Task description - Print the following entries without any change.

Provided data -
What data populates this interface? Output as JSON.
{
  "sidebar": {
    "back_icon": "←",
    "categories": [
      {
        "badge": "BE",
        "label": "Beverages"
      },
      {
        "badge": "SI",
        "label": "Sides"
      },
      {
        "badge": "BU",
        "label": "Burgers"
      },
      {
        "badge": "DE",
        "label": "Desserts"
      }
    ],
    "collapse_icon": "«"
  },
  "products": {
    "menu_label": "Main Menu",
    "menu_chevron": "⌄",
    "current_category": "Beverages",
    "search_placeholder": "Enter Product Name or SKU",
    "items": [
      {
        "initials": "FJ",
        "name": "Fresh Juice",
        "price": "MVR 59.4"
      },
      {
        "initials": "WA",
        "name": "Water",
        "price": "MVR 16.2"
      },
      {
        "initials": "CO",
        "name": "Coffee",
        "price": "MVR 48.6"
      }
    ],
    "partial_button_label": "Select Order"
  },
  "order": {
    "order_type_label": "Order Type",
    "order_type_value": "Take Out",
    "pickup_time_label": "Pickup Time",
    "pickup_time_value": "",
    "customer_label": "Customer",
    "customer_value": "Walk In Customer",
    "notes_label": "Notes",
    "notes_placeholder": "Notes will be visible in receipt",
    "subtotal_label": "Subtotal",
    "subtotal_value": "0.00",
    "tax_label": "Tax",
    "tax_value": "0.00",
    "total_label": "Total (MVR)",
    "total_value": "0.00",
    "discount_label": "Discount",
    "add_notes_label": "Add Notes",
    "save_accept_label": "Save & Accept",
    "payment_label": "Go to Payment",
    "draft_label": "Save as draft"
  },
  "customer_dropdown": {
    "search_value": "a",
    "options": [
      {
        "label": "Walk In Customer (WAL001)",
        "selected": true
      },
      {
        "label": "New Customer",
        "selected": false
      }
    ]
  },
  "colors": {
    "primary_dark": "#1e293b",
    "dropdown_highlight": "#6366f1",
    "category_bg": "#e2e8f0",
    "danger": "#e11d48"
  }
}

Reply to the task -
What data populates this interface? Output as JSON.
{
  "sidebar": {
    "back_icon": "←",
    "categories": [
      {
        "badge": "BE",
        "label": "Beverages"
      },
      {
        "badge": "SI",
        "label": "Sides"
      },
      {
        "badge": "BU",
        "label": "Burgers"
      },
      {
        "badge": "DE",
        "label": "Desserts"
      }
    ],
    "collapse_icon": "«"
  },
  "products": {
    "menu_label": "Main Menu",
    "menu_chevron": "⌄",
    "current_category": "Beverages",
    "search_placeholder": "Enter Product Name or SKU",
    "items": [
      {
        "initials": "FJ",
        "name": "Fresh Juice",
        "price": "MVR 59.4"
      },
      {
        "initials": "WA",
        "name": "Water",
        "price": "MVR 16.2"
      },
      {
        "initials": "CO",
        "name": "Coffee",
        "price": "MVR 48.6"
      }
    ],
    "partial_button_label": "Select Order"
  },
  "order": {
    "order_type_label": "Order Type",
    "order_type_value": "Take Out",
    "pickup_time_label": "Pickup Time",
    "pickup_time_value": "",
    "customer_label": "Customer",
    "customer_value": "Walk In Customer",
    "notes_label": "Notes",
    "notes_placeholder": "Notes will be visible in receipt",
    "subtotal_label": "Subtotal",
    "subtotal_value": "0.00",
    "tax_label": "Tax",
    "tax_value": "0.00",
    "total_label": "Total (MVR)",
    "total_value": "0.00",
    "discount_label": "Discount",
    "add_notes_label": "Add Notes",
    "save_accept_label": "Save & Accept",
    "payment_label": "Go to Payment",
    "draft_label": "Save as draft"
  },
  "customer_dropdown": {
    "search_value": "a",
    "options": [
      {
        "label": "Walk In Customer (WAL001)",
        "selected": true
      },
      {
        "label": "New Customer",
        "selected": false
      }
    ]
  },
  "colors": {
    "primary_dark": "#1e293b",
    "dropdown_highlight": "#6366f1",
    "category_bg": "#e2e8f0",
    "danger": "#e11d48"
  }
}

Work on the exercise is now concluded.